- Africa + Middle East
- New Zealand
- Australia + South Pacific
- Latin America
- Franche Comte
- Burgundy + Champagne
- The Yellowstone National Park Area
- Jackson, Yellowstone and the Tetons
- U.S. + Canada
- Galapagos Islands
20 Life-Changing Trips
New Zealand with Mountain Travel Sobek
Why We Love It: This adventure-travel company slips clients into new destinations as noninvasively and inventively as they can—in small groups led by local guides at out-of-the-ordinary sights. For T+L, 40-year-old Mountain Travel Sobek has crafted an itinerary steeped in the 1,000-year-old cultural traditions and folklore of New Zealand’s first inhabitants—the Maori tribe. Maori guides are called upon throughout the journey, whether you’re hiking the grassy battlegrounds of Ruapekapeka, scene of the last conflict between British and Maori forces in the 1846 Northern War, or group-paddling a war canoe down hidden tribal waterways.
Where It Goes: From ancient settlements at the tip of the volcanic North Island to beaches, rivers, and glaciers, then all the way down to the peak-rimmed tourist center of Queenstown, on the South Island’s Lake Wakatipu.
What You’ll Do: Sit on Tokerau Beach (North Island) to watch tribesman Hekeneukumai Ngaiwi Puhipi Busby Kaumatua demonstrate how to make a traditional ocean canoe; detour north to Cape Reinga, the last stop made by Maori spirits of the dead on their way to the afterlife; and hike nearby through the lush Waipoa Forest to see Tane Mahuta, one of the world’s largest remaining ancient kauri trees, whose girth rivals that of America’s sequoia (45 feet). On the South Island, you’ll sail with the Maori-owned Whale Watch Kaikoura to see sperm whales up close; hike alongside the Arahura River, where you can stop to search for greenstone, a jade, found only on the South Island, that is sacred to the tribe for its symbolic role in peace agreements; and trek across the Franz Josef glacier with an expert on global warming’s impact on the region.
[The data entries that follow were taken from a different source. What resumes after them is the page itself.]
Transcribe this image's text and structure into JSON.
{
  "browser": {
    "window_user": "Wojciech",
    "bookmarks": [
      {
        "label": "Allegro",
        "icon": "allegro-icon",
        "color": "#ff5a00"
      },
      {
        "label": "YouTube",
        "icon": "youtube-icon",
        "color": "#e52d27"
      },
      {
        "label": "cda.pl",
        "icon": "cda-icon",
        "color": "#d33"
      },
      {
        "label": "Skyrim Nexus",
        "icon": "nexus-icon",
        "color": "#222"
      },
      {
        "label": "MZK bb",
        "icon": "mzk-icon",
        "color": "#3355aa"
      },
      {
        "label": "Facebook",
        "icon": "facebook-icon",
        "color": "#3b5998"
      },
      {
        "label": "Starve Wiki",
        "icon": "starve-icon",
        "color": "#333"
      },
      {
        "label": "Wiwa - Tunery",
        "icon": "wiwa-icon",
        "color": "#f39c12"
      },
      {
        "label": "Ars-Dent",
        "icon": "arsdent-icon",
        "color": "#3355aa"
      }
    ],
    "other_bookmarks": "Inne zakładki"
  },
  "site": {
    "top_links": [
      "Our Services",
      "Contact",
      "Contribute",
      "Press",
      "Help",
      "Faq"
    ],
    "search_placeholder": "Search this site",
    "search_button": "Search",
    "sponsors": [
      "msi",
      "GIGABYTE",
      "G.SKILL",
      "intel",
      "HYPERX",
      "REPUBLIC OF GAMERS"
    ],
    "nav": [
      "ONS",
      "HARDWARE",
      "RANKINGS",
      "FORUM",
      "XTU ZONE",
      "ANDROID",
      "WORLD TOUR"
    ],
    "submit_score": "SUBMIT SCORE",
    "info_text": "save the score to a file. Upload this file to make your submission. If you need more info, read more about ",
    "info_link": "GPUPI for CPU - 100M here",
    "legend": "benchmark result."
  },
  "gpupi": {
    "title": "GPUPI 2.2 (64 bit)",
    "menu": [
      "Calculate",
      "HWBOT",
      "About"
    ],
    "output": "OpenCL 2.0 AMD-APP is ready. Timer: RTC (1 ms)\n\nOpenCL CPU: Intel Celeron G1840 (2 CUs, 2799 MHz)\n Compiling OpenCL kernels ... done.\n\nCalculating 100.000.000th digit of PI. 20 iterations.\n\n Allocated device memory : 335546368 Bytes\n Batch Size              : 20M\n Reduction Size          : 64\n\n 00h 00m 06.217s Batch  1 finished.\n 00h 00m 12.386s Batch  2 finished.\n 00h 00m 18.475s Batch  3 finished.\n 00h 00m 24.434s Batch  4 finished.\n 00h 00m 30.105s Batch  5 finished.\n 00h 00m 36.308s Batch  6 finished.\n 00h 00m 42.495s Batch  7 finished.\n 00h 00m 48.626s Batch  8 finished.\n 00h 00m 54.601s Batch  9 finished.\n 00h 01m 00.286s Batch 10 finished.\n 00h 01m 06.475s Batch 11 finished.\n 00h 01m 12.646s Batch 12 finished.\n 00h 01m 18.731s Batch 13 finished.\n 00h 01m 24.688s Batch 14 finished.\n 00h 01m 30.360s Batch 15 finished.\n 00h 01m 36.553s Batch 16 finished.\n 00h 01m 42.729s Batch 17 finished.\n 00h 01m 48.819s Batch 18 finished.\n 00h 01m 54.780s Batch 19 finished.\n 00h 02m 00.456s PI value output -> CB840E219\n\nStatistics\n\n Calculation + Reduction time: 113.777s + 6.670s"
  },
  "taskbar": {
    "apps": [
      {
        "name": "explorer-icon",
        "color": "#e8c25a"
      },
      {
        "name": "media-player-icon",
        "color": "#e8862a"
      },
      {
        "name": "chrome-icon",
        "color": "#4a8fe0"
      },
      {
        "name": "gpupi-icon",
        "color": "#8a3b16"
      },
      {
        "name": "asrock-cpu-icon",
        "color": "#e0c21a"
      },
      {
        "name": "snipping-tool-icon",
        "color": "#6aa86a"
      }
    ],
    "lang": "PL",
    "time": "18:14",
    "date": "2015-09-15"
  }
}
Where You’ll Stay: Highlights include two hotels with extensive green practices: the Hapuku Lodge, whose recycled-timber tree houses are 30 feet aboveground in a grov